Task directions:
Each entry below is to be given again word for word, with no pictures.

##### Data under study #####

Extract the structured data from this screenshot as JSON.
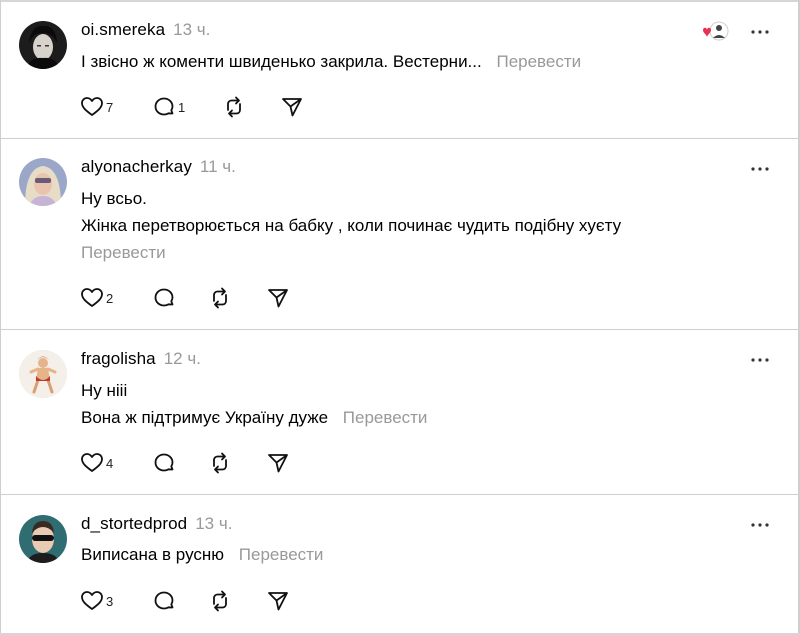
{
  "translate_label": "Перевести",
  "posts": [
    {
      "username": "oi.smereka",
      "time": "13 ч.",
      "lines": [
        "І звісно ж коменти швиденько закрила. Вестерни..."
      ],
      "likes": "7",
      "replies": "1",
      "avatar": "dark-portrait",
      "badge": "heart-reaction-icon"
    },
    {
      "username": "alyonacherkay",
      "time": "11 ч.",
      "lines": [
        "Ну всьо.",
        "Жінка перетворюється на бабку , коли починає чудить подібну хуєту"
      ],
      "likes": "2",
      "replies": "",
      "avatar": "blonde-portrait"
    },
    {
      "username": "fragolisha",
      "time": "12 ч.",
      "lines": [
        "Ну ніii",
        "Вона ж підтримує Україну дуже"
      ],
      "likes": "4",
      "replies": "",
      "avatar": "figure-illustration"
    },
    {
      "username": "d_stortedprod",
      "time": "13 ч.",
      "lines": [
        "Виписана в русню"
      ],
      "likes": "3",
      "replies": "",
      "avatar": "sunglasses-portrait"
    }
  ]
}
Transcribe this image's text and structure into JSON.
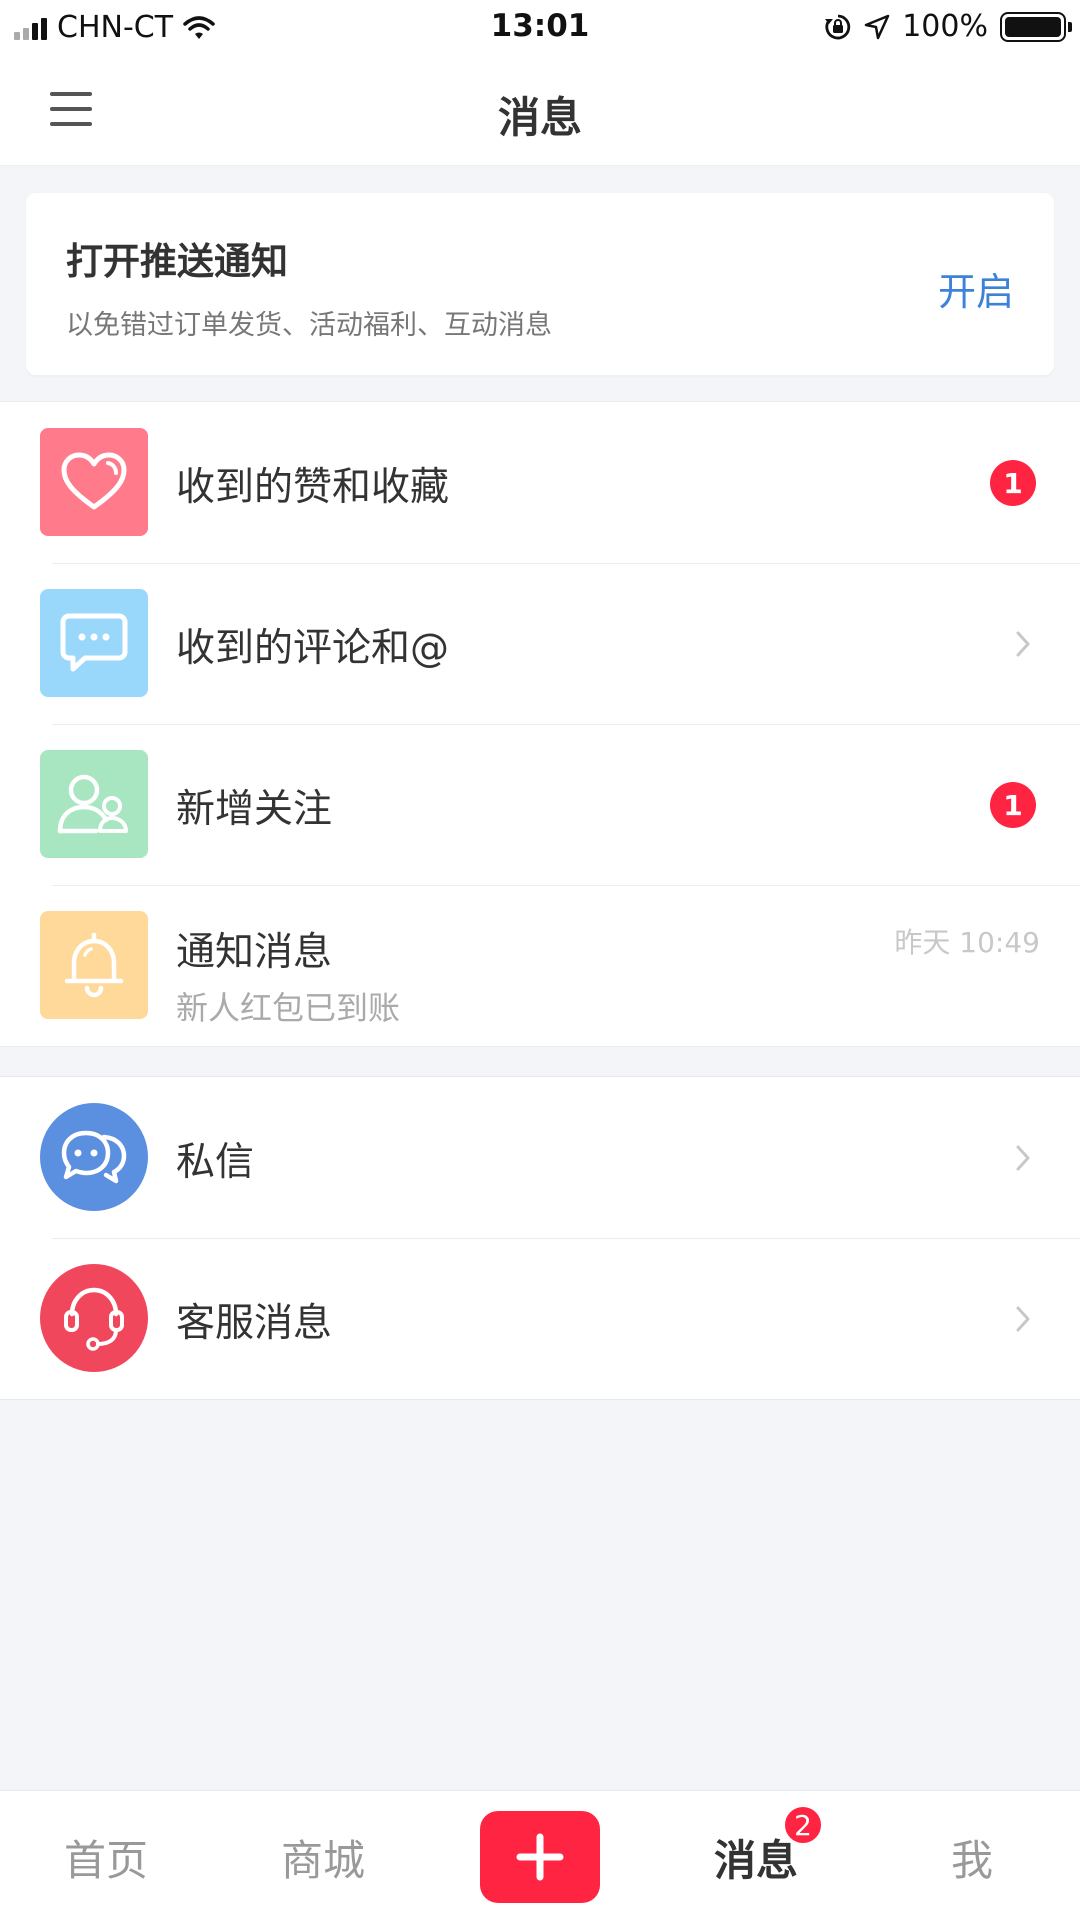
{
  "status_bar": {
    "carrier": "CHN-CT",
    "time": "13:01",
    "battery": "100%"
  },
  "header": {
    "title": "消息",
    "menu_icon": "hamburger-menu-icon"
  },
  "push_card": {
    "title": "打开推送通知",
    "subtitle": "以免错过订单发货、活动福利、互动消息",
    "action": "开启"
  },
  "notifications": [
    {
      "label": "收到的赞和收藏",
      "icon": "heart-icon",
      "color": "#ff7a8a",
      "badge": "1"
    },
    {
      "label": "收到的评论和@",
      "icon": "comment-bubble-icon",
      "color": "#9ad8fb"
    },
    {
      "label": "新增关注",
      "icon": "user-follow-icon",
      "color": "#a8e6c2",
      "badge": "1"
    },
    {
      "label": "通知消息",
      "icon": "bell-icon",
      "color": "#ffd99a",
      "subtitle": "新人红包已到账",
      "time": "昨天 10:49"
    }
  ],
  "messages": [
    {
      "label": "私信",
      "icon": "chat-bubbles-icon",
      "color": "#5b8fe0"
    },
    {
      "label": "客服消息",
      "icon": "headset-icon",
      "color": "#f0475d"
    }
  ],
  "tabbar": {
    "home": "首页",
    "mall": "商城",
    "messages": "消息",
    "messages_badge": "2",
    "me": "我",
    "accent": "#ff2442"
  }
}
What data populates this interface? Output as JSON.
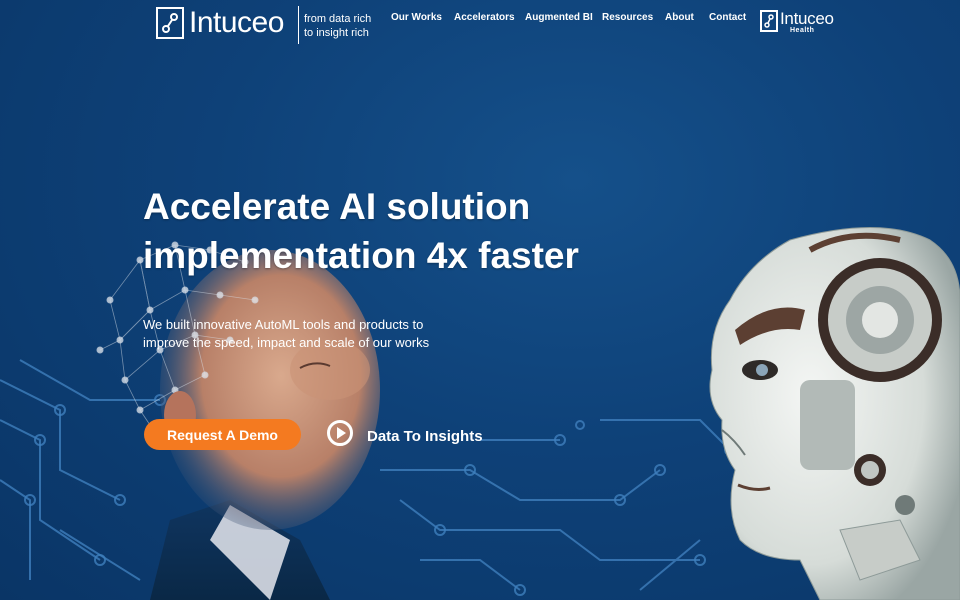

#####

Response to this task:
Extract the structured data from this screenshot as JSON.
{
  "translate_label": "Перевести",
  "posts": [
    {
      "username": "oi.smereka",
      "time": "13 ч.",
      "lines": [
        "І звісно ж коменти швиденько закрила. Вестерни..."
      ],
      "likes": "7",
      "replies": "1",
      "avatar": "dark-portrait",
      "badge": "heart-reaction-icon"
    },
    {
      "username": "alyonacherkay",
      "time": "11 ч.",
      "lines": [
        "Ну всьо.",
        "Жінка перетворюється на бабку , коли починає чудить подібну хуєту"
      ],
      "likes": "2",
      "replies": "",
      "avatar": "blonde-portrait"
    },
    {
      "username": "fragolisha",
      "time": "12 ч.",
      "lines": [
        "Ну ніii",
        "Вона ж підтримує Україну дуже"
      ],
      "likes": "4",
      "replies": "",
      "avatar": "figure-illustration"
    },
    {
      "username": "d_stortedprod",
      "time": "13 ч.",
      "lines": [
        "Виписана в русню"
      ],
      "likes": "3",
      "replies": "",
      "avatar": "sunglasses-portrait"
    }
  ]
}
Transcribe this image's text and structure into JSON.
{
  "status_bar": {
    "carrier": "CHN-CT",
    "time": "13:01",
    "battery": "100%"
  },
  "header": {
    "title": "消息",
    "menu_icon": "hamburger-menu-icon"
  },
  "push_card": {
    "title": "打开推送通知",
    "subtitle": "以免错过订单发货、活动福利、互动消息",
    "action": "开启"
  },
  "notifications": [
    {
      "label": "收到的赞和收藏",
      "icon": "heart-icon",
      "color": "#ff7a8a",
      "badge": "1"
    },
    {
      "label": "收到的评论和@",
      "icon": "comment-bubble-icon",
      "color": "#9ad8fb"
    },
    {
      "label": "新增关注",
      "icon": "user-follow-icon",
      "color": "#a8e6c2",
      "badge": "1"
    },
    {
      "label": "通知消息",
      "icon": "bell-icon",
      "color": "#ffd99a",
      "subtitle": "新人红包已到账",
      "time": "昨天 10:49"
    }
  ],
  "messages": [
    {
      "label": "私信",
      "icon": "chat-bubbles-icon",
      "color": "#5b8fe0"
    },
    {
      "label": "客服消息",
      "icon": "headset-icon",
      "color": "#f0475d"
    }
  ],
  "tabbar": {
    "home": "首页",
    "mall": "商城",
    "messages": "消息",
    "messages_badge": "2",
    "me": "我",
    "accent": "#ff2442"
  }
}
What data populates this interface? Output as JSON.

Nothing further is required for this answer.